The Washington Post recently ran a story that perfectly illustrates why you should view SendMyCall as an essential part of your company’s success strategy.
Now, granted, The Post’s story wasn’t about SendMyCall, or even about virtual PBX business phone systems, virtual phone numbers, virtual toll-free numbers, and the like. Rather, it was about seven characteristics exhibited by the most successful employees on the payroll at Google.
Reading through the list of seven, it was instantly obvious that certain of those characteristics would be strengthened if they were supported by the technology available from SendMyCall.
I’ll explain, but first let me offer up details of The Post’s article.
It was written by Professor Cathy N. Davidson of City University of New York. She’s the founding director of the Futures Initiative, a director of the Mozilla Foundation, and a Barack Obama appointee to the National Council on the Humanities.
Davidson’s article explored what Google discovered about its employees in the course of two studies the company conducted – one called Project Oxygen, the other known as Project Aristotle.
In Project Oxygen, Google sought to analyze every last iota of data it possessed on hiring, firing, and promoting since 1998. That, by the way, was the year the company started.
The goal of Project Oxygen was to identify the defining traits of those employees who had proven to be the best of the best at Google.
When Project Oxygen began, it was hypothesized that the most important trait among the top talent at Google would be mastery of hard skills in the fields of science, technology, engineering, and/or math.
When Project Oxygen ended, that hypothesis was discarded, having been revealed as wrong. From The Post article:
“The seven top characteristics of success at Google are all soft skills: being a good coach; communicating and listening well; possessing insights into others (including others’ different values and points of view); having empathy toward and being supportive of one’s colleagues; being a good critical thinker and problem solver; and being able to make connections across complex ideas.”
Communicating and listening well just happen to be skills that are supported and in fact increased by the use of SendMyCall telephony services.
For example, when an employee – any employee; yours even – answers an incoming call, he or she may have the skills required to do a fantastic job of communicating and listening, but those talents won’t really benefit the company if the employee is relying on a substandard business phone system while engaging in all that communicating and listening.
One problem is the words of the caller will be garbled.
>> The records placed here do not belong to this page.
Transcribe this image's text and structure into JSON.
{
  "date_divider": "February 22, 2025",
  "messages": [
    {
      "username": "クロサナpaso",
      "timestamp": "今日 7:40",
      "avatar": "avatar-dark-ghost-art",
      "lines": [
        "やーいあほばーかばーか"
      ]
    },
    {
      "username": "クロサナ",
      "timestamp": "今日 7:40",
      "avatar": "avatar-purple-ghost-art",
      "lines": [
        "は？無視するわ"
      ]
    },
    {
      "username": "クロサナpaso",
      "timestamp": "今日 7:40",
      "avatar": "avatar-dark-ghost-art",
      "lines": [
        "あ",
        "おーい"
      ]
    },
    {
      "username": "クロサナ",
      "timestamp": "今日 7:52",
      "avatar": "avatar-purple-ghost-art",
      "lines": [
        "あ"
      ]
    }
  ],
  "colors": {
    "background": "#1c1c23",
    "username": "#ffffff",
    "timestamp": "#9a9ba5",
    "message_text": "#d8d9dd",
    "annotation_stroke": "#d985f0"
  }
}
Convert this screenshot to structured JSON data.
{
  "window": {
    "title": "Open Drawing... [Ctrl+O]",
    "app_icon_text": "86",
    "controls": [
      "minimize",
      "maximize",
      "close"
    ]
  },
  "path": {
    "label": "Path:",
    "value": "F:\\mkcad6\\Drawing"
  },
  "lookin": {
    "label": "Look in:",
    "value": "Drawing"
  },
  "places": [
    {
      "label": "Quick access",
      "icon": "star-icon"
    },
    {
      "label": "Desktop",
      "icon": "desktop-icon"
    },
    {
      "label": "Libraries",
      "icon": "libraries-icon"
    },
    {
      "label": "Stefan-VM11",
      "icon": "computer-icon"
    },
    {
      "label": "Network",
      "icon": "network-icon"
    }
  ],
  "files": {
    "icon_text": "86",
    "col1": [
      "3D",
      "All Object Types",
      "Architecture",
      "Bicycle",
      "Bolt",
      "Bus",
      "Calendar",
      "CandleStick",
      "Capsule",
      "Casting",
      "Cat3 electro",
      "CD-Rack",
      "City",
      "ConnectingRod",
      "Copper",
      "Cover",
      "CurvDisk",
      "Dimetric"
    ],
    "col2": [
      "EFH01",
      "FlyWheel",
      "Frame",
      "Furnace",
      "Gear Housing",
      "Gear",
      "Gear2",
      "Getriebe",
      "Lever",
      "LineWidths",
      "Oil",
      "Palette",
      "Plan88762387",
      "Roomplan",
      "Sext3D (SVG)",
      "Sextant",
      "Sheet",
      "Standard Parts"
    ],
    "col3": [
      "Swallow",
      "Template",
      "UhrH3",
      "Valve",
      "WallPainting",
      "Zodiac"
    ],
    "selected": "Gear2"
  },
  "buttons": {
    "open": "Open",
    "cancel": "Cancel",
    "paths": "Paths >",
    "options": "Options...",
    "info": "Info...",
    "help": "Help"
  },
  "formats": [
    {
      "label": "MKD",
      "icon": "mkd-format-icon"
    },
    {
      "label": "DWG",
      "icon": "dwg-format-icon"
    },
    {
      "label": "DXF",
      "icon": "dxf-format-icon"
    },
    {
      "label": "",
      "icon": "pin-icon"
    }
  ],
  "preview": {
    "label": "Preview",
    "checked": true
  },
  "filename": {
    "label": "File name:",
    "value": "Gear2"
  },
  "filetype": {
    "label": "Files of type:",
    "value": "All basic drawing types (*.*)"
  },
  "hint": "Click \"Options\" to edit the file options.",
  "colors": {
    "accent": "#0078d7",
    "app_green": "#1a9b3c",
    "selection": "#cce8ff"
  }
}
That will make it difficult or perhaps impossible for the employee to listen and then be in a position to bring those outstanding communication skills to bear.
Your employee won’t have this problem if the business phone system he or she is tied into is the one you get free from SendMyCall as a thank you for purchasing one or more virtual numbers and/or virtual toll-free phone numbers.Your employee won’t have this problem if the business phone system he or she is tied into is the one you get free from SendMyCall as a thank you for purchasing one or more virtual numbers and/or toll-free phone numbers.
OK, so, back to the story. Project Aristotle, meanwhile, sought to validate a hypothesis similar to the one floated by Project Oxygen, only this time it concerned successful teams instead of successful individual employees.
Once again, it was shown that soft skills are more important than hard ones. From the article:
“To succeed, each and every team member… must know they are being heard.”
And they will indeed be heard if they communicate using SendMyCall telephony tech, which supports such team-related activities as conferencing, call-forwarding, voicemails sent to email, and much more.
What you should conclude from this is that you need to make sure you properly support your great employees with world-class, state-of-the-art telephony. The best place to obtain that support is SendMyCall.